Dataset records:
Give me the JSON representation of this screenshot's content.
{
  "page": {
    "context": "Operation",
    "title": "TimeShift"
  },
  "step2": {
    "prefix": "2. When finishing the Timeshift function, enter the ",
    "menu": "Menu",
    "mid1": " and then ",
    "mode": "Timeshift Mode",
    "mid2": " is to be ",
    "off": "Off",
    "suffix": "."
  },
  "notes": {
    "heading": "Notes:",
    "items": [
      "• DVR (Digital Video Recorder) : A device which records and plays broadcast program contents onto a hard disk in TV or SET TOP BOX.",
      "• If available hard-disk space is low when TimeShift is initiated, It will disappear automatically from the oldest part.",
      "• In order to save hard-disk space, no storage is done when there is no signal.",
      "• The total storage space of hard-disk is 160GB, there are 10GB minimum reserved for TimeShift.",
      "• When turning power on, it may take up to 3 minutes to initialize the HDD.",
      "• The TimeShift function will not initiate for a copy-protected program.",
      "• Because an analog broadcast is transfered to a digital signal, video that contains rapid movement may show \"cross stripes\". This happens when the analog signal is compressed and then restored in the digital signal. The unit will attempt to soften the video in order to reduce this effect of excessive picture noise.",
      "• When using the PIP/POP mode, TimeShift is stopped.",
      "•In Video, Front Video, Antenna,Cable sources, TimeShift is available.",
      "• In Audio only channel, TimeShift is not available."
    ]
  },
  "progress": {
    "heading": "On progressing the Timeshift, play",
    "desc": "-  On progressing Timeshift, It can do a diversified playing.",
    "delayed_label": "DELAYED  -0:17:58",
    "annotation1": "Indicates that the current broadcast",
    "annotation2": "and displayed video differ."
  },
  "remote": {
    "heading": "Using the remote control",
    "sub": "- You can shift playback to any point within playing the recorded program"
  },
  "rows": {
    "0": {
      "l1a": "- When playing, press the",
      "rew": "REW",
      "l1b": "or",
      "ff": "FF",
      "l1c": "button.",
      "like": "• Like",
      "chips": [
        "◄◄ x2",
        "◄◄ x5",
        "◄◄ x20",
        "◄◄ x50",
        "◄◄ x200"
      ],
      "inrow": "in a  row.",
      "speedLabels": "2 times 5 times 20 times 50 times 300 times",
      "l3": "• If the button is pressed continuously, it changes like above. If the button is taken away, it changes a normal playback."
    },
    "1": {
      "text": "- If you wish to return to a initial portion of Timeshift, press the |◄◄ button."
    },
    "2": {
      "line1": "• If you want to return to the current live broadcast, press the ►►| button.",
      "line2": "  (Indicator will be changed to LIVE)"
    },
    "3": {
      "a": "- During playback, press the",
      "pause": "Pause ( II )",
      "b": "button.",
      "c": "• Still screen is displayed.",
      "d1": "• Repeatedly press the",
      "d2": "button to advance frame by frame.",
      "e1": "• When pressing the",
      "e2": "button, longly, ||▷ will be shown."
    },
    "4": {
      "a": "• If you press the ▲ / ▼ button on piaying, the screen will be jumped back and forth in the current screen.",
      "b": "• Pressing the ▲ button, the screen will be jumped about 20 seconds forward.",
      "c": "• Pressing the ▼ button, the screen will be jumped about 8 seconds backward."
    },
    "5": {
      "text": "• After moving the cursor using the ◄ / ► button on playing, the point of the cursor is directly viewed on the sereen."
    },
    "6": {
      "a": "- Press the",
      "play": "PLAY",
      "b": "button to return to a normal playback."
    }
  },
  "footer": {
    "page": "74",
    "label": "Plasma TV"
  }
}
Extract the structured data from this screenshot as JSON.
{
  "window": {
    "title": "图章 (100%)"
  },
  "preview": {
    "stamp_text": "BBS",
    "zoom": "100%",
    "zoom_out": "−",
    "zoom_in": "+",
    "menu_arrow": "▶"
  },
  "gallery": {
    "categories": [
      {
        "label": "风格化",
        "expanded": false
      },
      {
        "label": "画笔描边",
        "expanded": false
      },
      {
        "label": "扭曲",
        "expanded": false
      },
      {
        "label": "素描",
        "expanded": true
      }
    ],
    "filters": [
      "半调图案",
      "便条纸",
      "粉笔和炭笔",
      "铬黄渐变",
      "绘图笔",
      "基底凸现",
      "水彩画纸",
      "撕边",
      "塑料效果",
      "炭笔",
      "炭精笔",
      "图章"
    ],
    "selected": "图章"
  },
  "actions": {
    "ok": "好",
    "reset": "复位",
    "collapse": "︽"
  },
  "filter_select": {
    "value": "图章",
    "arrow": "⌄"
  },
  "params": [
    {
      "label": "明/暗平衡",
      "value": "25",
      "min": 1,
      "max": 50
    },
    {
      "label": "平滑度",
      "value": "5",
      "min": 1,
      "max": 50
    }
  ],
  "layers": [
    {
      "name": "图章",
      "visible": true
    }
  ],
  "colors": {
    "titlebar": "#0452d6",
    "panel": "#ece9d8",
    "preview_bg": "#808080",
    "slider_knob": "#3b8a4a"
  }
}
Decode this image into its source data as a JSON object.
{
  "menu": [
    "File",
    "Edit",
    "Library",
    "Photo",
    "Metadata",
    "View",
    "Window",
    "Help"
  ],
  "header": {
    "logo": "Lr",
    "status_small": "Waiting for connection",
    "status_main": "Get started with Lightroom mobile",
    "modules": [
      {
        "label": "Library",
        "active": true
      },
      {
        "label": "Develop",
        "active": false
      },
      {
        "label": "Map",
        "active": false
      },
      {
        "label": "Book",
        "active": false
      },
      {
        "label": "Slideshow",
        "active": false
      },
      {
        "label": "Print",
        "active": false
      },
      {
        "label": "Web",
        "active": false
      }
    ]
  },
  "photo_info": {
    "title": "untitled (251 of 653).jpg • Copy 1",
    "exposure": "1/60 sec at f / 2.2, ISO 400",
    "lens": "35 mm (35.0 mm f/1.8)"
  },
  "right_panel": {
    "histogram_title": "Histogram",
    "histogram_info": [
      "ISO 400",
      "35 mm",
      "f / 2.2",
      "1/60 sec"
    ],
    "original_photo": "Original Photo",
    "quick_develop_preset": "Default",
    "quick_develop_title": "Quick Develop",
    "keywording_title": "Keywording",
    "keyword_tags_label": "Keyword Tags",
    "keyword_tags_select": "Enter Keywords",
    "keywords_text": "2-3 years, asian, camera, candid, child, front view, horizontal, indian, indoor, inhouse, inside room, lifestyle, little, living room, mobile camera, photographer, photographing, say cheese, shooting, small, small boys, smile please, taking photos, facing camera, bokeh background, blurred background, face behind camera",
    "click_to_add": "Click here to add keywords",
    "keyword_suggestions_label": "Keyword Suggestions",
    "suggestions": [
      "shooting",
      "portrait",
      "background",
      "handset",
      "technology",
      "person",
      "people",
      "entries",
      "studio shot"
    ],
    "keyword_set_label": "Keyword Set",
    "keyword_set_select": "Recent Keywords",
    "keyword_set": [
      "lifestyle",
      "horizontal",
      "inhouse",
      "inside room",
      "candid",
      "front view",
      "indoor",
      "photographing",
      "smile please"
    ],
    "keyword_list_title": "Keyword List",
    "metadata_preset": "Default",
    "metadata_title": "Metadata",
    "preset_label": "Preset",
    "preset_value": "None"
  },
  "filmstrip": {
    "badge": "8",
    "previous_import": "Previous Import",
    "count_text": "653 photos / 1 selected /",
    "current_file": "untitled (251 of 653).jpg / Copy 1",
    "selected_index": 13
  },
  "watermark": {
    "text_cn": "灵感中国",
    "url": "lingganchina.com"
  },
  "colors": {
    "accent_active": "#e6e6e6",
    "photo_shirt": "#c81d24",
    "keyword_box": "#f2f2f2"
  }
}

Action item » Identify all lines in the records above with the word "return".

Your solution »
      "text": "- If you wish to return to a initial portion of Timeshift, press the |◄◄ button."
      "line1": "• If you want to return to the current live broadcast, press the ►►| button.",
      "b": "button to return to a normal playback."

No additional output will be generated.